Older adults’ housing assets are growing like never before.
In fact, homeowners 62 and older saw their housing wealth rise by 4.91% (or $520 billion) in the first quarter of 2022 to a record $11.12 trillion from Q4 2021, according to the latest quarterly release of the National Reverse Lenders Association/RiskSpan Reverse Mortgage Market Index.
At the same time, the vast majority of people over 50 say they want to keep living in their homes. Yet, a new poll on healthy aging from the University of Michigan shows many of them haven’t planned or prepared for “aging in place.” The survey found that 88% of people between the ages of 50 and 80 said it was very or somewhat important to them that they live in their homes as long as possible, but only 15% said they’ve given a lot of consideration to how their home may need to be modified as they age (and 47% have given it little or no thought).
As a result, now might be the best time for senior homeowners to use the equity in their homes to do some of those aging-in-place modifications that would enable them to live in their homes longer.
Of course, it might be hard to convince seniors to spend money for grab bars in the bathroom, for example, when they’re perfectly capable of stepping into the bathtub on their own without incident. That’s where caregivers can have a conversation about why making these changes now – before something bad happens – makes sense.
“Family members can help encourage older adults to find out what’s available, to invest in home improvements, and to aid them in installing safety devices and technologies that can help keep them aging in place,” said Preeti Malani, who directs the healthy aging poll at the University of Michigan and is a professor in the university’s medical school. “Think of it as a positive investment toward current safety and future independence—that can help older adults get past the temptation to put it off for another day.”

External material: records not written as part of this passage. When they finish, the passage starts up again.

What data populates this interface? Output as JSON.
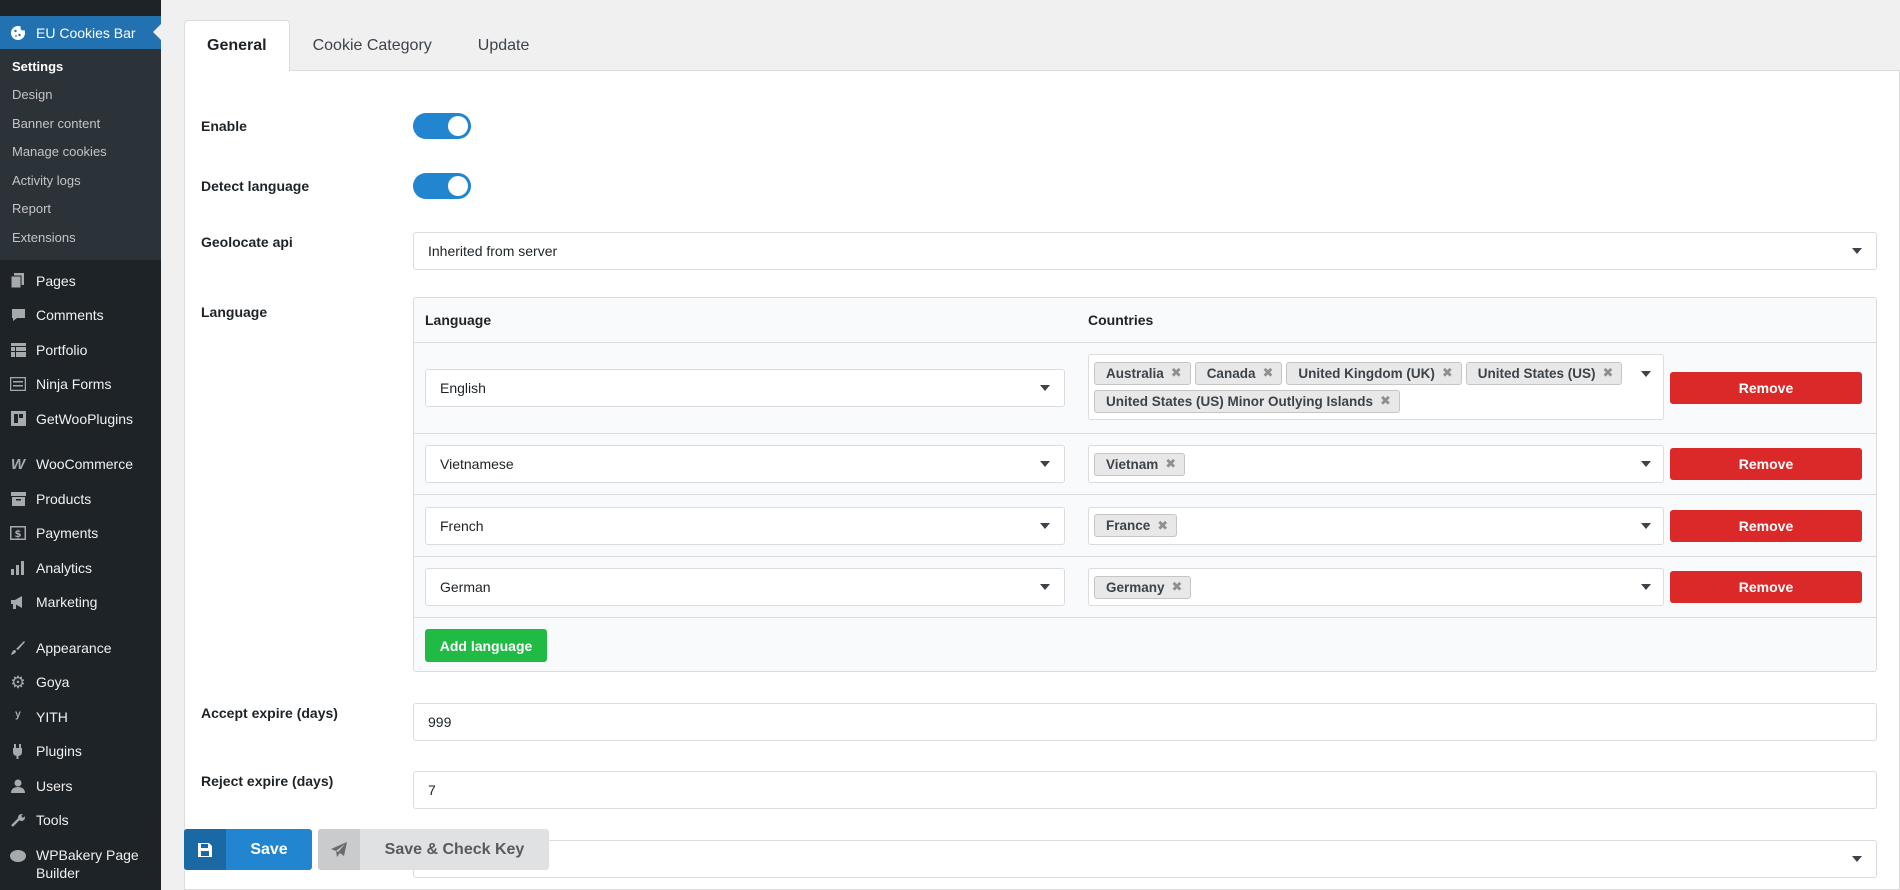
{
  "sidebar": {
    "active": {
      "label": "EU Cookies Bar",
      "icon": "cookie-icon"
    },
    "submenu": [
      {
        "label": "Settings",
        "current": true
      },
      {
        "label": "Design"
      },
      {
        "label": "Banner content"
      },
      {
        "label": "Manage cookies"
      },
      {
        "label": "Activity logs"
      },
      {
        "label": "Report"
      },
      {
        "label": "Extensions"
      }
    ],
    "menu": [
      {
        "label": "Pages",
        "icon": "pages-icon"
      },
      {
        "label": "Comments",
        "icon": "comments-icon"
      },
      {
        "label": "Portfolio",
        "icon": "portfolio-icon"
      },
      {
        "label": "Ninja Forms",
        "icon": "ninja-forms-icon"
      },
      {
        "label": "GetWooPlugins",
        "icon": "getwooplugins-icon"
      },
      {
        "label": "WooCommerce",
        "icon": "woocommerce-icon"
      },
      {
        "label": "Products",
        "icon": "products-icon"
      },
      {
        "label": "Payments",
        "icon": "payments-icon"
      },
      {
        "label": "Analytics",
        "icon": "analytics-icon"
      },
      {
        "label": "Marketing",
        "icon": "marketing-icon"
      },
      {
        "label": "Appearance",
        "icon": "appearance-icon"
      },
      {
        "label": "Goya",
        "icon": "goya-icon"
      },
      {
        "label": "YITH",
        "icon": "yith-icon"
      },
      {
        "label": "Plugins",
        "icon": "plugins-icon"
      },
      {
        "label": "Users",
        "icon": "users-icon"
      },
      {
        "label": "Tools",
        "icon": "tools-icon"
      },
      {
        "label": "WPBakery Page Builder",
        "icon": "wpbakery-icon"
      }
    ]
  },
  "tabs": [
    {
      "label": "General",
      "active": true
    },
    {
      "label": "Cookie Category"
    },
    {
      "label": "Update"
    }
  ],
  "form": {
    "enable": {
      "label": "Enable",
      "on": true
    },
    "detect_language": {
      "label": "Detect language",
      "on": true
    },
    "geolocate": {
      "label": "Geolocate api",
      "value": "Inherited from server"
    },
    "language": {
      "label": "Language",
      "header_language": "Language",
      "header_countries": "Countries",
      "rows": [
        {
          "language": "English",
          "countries": [
            "Australia",
            "Canada",
            "United Kingdom (UK)",
            "United States (US)",
            "United States (US) Minor Outlying Islands"
          ]
        },
        {
          "language": "Vietnamese",
          "countries": [
            "Vietnam"
          ]
        },
        {
          "language": "French",
          "countries": [
            "France"
          ]
        },
        {
          "language": "German",
          "countries": [
            "Germany"
          ]
        }
      ],
      "remove_label": "Remove",
      "add_label": "Add language"
    },
    "accept_expire": {
      "label": "Accept expire (days)",
      "value": "999"
    },
    "reject_expire": {
      "label": "Reject expire (days)",
      "value": "7"
    }
  },
  "buttons": {
    "save": "Save",
    "save_check": "Save & Check Key"
  },
  "colors": {
    "sidebar_bg": "#1d2327",
    "accent_blue": "#2185d0",
    "remove_red": "#db2828",
    "add_green": "#21ba45"
  }
}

Think of it as a positive investment toward current safety and future independence—that can help older adults get past the temptation to put it off for another day.

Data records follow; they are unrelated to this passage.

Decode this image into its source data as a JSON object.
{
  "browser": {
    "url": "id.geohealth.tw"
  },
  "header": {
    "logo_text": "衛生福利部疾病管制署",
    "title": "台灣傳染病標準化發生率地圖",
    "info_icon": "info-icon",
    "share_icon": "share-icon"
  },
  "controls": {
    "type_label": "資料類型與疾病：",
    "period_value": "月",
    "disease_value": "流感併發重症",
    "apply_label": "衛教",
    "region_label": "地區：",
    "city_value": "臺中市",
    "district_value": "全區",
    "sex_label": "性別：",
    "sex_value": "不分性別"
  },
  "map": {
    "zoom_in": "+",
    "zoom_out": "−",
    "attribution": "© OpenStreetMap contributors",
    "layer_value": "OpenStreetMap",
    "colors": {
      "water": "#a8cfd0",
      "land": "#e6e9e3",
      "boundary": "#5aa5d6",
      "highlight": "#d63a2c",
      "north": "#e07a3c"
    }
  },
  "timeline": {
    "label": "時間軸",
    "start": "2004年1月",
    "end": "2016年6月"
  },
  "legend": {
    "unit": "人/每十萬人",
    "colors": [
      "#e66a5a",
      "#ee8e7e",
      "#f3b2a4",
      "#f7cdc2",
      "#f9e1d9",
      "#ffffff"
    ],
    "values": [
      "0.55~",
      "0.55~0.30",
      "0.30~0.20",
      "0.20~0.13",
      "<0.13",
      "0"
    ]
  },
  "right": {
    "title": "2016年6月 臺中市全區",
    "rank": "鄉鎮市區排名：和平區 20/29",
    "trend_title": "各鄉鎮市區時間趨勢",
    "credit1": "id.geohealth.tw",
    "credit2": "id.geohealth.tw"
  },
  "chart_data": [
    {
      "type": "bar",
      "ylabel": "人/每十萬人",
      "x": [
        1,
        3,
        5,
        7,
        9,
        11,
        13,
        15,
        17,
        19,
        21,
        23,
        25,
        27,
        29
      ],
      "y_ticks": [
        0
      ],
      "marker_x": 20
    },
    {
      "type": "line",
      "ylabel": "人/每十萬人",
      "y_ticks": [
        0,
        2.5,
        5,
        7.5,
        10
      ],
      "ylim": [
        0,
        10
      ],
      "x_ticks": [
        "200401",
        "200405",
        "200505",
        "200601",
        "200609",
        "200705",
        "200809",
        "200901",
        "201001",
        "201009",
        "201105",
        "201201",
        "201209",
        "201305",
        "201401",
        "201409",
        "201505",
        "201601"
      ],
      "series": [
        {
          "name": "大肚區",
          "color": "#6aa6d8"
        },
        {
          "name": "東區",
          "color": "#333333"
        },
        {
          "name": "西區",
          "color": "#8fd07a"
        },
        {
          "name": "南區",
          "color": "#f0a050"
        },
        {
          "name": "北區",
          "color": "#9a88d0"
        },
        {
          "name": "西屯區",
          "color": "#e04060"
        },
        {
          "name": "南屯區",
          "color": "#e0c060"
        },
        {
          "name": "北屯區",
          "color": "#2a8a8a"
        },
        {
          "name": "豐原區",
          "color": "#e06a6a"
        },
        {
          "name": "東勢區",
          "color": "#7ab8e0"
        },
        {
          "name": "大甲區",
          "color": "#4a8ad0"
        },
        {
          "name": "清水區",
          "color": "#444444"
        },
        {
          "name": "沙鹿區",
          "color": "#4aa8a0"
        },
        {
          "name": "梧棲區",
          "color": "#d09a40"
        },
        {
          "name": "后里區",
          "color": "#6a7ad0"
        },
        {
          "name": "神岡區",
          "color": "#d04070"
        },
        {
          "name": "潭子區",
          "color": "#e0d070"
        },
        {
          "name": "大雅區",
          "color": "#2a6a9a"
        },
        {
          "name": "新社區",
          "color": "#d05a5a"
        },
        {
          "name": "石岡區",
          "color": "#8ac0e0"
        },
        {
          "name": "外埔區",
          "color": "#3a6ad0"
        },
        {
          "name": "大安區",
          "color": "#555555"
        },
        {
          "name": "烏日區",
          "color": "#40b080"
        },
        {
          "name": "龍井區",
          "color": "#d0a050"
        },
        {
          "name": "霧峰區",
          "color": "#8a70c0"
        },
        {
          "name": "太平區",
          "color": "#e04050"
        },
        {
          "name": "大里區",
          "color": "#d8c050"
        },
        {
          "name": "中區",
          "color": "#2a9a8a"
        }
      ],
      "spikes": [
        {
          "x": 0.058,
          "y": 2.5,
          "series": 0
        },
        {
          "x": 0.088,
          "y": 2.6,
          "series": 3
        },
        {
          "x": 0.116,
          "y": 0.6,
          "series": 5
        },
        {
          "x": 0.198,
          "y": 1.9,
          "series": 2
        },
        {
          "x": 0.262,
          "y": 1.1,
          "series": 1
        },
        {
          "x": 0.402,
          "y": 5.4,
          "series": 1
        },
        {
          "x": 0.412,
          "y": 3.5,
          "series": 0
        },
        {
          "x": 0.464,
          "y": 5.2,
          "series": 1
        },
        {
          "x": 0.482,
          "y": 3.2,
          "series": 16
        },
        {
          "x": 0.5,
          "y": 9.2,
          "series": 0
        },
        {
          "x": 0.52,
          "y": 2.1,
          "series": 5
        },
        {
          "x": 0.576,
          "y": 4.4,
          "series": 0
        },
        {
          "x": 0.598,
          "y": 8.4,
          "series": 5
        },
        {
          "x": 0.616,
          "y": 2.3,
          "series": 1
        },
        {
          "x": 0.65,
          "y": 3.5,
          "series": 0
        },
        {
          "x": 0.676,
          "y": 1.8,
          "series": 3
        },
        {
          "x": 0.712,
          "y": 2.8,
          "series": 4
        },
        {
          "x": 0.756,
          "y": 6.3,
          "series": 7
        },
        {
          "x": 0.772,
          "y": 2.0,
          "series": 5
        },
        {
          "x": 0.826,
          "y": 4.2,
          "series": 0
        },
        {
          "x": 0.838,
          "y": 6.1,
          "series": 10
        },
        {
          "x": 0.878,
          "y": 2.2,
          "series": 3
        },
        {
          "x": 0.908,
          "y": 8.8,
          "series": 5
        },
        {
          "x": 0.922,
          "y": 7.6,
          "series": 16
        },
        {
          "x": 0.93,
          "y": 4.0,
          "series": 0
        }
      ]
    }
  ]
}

Ideas for aging-in-place projects
What are some aging-in-place projects homeowners might consider? Experts recommend several options:
- Making modifications in the bathroom such as adding grab bars, installing no-step showers and raising toilet seats
- Changing inside and outside accessibility such as installing low-rise steps or adding ramps
- Enhancing interior and exterior lighting
- Installing lever-style doorknobs and faucet handles
- Placing light switches lower and electrical outlets higher
- Adding emergency response systems
- Choosing smart-home devices, such as a voice-activated home assistant or a doorbell camera
- Creating single-floor living that includes a kitchen, bathroom, bedroom and laundry on the same floor
Leveraging home equity for aging-in-place home modifications
What are seniors’ options for leveraging home equity to pay for some of these aging-in-place modifications?
The most common approaches are refinancing an existing mortgage, taking out a home-equity loan or getting a home equity line of credit (HELOC). Homeowners also sometimes opt for a reverse mortgage.
Refinancing a mortgage means securing a new loan to replace an existing one. By refinancing into a loan with a lower interest rate than the existing loan, homeowners save money on their monthly payment and interest they pay over the term of the loan. The lower the interest rate, the more money that can be saved over time. In some cases, even a reduction as small as 0.5 percentage points could be worthwhile. Homeowners may also be able to take advantage of a cash-out refinance, which allows individuals to tap into their home equity essentially as a lower-interest loan.
Home equity loans give homeowners a lump sum. These are best if homeowners want predictable monthly payments, and may be an especially good option right now because of the way interest rates are trending.
A HELOC offers a line of credit that individuals can borrow against when they need to and works well if they have ongoing home improvement or modification projects.
Reverse mortgages allow homeowners to borrow against the value of their house. They can receive cash as a lump sum, monthly payments or a line of credit. Unlike a traditional mortgage, they will not make monthly payments to the lender. Instead, when the homeowner dies, sells the home or leaves the house permanently, the entire debt becomes due for payment.
To select any of these options, homeowners need to already have significant equity in their home. To leverage that equity, keep in mind that a lender typically requires the homeowner to have at least 15% to 20% equity in their home.
There are benefits and drawbacks to each of these options, said Chris Theis, vice president and private banking team lead for Fargo, N.D.-based Bell Bank. He emphasized that, “especially seniors” need to be cautious.
“We see current customers come into our bank who have questions about these products,” he said. “They’ll bring in flyers they’ve gotten in the mail from places that are charging a lot of fees if you read the fine print. There’s a lot of confusing stuff out there, and you can end up paying a lot more for a loan than you would just by visiting your local community bank.”
There’s a lot of confusing stuff out there, and you can end up paying a lot more for a loan than you would just by visiting your local community bank.
Ultimately, Theis advised, make sure to explore all borrowing alternatives because for most people, he said, equity from homeownership is a key way to build personal wealth over time. In other words, homeowners shouldn’t put their valuable equity – their wealth – at risk without careful planning.